The municipality of Berlín is made up of an urban center (pop. approx. 12,000) and 17 cantons or villages (pop. approx. 30,000). The urban center is located at 1,020 meters above sea level in the mountains of eastern El Salvador, with the territory extending to lowland cantons (zona baja) on the Lempa River and to highland cantons (zona alta) at as much as 1,500 meters above sea level. Some of the rural cantons include: Talpetates, Loma Alta, Las Delicias, El Colon, El Tablon.
Berlin is known for coffee farming, which historically was the main economic activity for the municipality and concentrated in the zona alta. In the zona baja, including the Mechotique region, activities include cattle and sugar cane farming, as well as farming of subsistence crops such as beans and corn. Nearby municipalities include Mercedes Umaña and Santiago de Maria; the largest nearby city is San Miguel.
Berlín's patron saint is San José, and the annual patron saint festival is celebrated from March 15–20. The city boasts two high schools, a coffee processing plant, a bank, a credit union, a thriving municipal market, a youth community center, numerous small businesses, a Catholic church, and several Evangelical congregations.
During the Salvadoran Civil War, Berlín was the site of several battles between the FMLN and military forces. The FMLN took control of the city for five days in 1983, but were driven out by heavy bombing by the military. The engagement resulted in significant destruction of property and civilian deaths.
Berlín was heavily damaged by flooding and landslides resulting from Hurricane Mitch in 1998 and by the earthquakes of January and February, 2001. To mitigate potential future natural disasters, an Environmental Unit (Unidad Ambiental) has been established within the mayor’s office.
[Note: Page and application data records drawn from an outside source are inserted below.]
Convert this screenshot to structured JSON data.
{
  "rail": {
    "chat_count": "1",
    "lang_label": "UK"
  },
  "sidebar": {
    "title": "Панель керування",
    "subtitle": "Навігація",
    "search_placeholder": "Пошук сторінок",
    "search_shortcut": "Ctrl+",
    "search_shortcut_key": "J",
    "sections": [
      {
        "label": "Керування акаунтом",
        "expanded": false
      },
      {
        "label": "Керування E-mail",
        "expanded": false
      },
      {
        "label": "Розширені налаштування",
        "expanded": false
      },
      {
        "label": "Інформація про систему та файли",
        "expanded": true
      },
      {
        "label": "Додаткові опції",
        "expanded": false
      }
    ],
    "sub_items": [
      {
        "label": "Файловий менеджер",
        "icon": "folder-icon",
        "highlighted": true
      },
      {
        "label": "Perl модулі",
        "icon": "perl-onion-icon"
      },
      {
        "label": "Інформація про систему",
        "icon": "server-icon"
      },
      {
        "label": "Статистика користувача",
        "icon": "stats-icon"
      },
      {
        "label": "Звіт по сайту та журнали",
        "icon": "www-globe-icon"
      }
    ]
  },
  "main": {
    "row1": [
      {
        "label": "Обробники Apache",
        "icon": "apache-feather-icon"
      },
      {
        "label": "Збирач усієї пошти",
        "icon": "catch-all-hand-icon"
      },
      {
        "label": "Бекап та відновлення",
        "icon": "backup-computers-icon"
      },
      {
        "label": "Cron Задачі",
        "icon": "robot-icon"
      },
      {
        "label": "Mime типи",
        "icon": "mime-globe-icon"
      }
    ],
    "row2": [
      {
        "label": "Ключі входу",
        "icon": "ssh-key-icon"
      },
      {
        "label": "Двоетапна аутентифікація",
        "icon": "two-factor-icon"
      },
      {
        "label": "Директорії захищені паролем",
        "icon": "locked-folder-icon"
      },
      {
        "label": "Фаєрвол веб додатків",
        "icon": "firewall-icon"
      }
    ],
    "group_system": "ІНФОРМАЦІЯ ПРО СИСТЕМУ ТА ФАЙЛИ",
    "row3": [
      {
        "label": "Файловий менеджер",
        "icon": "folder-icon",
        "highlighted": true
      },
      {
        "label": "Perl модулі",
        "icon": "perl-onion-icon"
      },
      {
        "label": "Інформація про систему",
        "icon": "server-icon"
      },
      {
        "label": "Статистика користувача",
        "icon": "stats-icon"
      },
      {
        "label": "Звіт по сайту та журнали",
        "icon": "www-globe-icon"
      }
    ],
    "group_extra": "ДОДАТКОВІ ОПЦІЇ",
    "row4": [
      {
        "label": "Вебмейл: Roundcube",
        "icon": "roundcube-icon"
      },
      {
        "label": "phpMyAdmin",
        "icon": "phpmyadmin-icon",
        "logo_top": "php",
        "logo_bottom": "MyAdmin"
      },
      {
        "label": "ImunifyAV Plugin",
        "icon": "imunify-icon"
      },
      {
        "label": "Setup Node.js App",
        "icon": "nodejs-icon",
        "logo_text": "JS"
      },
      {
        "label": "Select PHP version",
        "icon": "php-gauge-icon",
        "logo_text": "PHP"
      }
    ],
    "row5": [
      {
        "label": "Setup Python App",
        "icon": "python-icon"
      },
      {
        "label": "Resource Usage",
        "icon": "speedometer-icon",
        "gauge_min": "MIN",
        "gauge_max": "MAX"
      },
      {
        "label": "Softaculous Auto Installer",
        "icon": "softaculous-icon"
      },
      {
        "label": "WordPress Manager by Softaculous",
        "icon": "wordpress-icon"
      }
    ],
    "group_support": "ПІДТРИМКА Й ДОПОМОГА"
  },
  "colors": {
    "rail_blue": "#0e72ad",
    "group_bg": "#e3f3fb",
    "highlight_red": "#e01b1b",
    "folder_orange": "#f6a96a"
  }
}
A severe thunderstorm with heavy rain caused flooding and landslides in May 2007 which resulted in the deaths of 5 people. Efforts are currently underway to relocate the Brisas del Sol community, where the victims were from, away from the high risk area.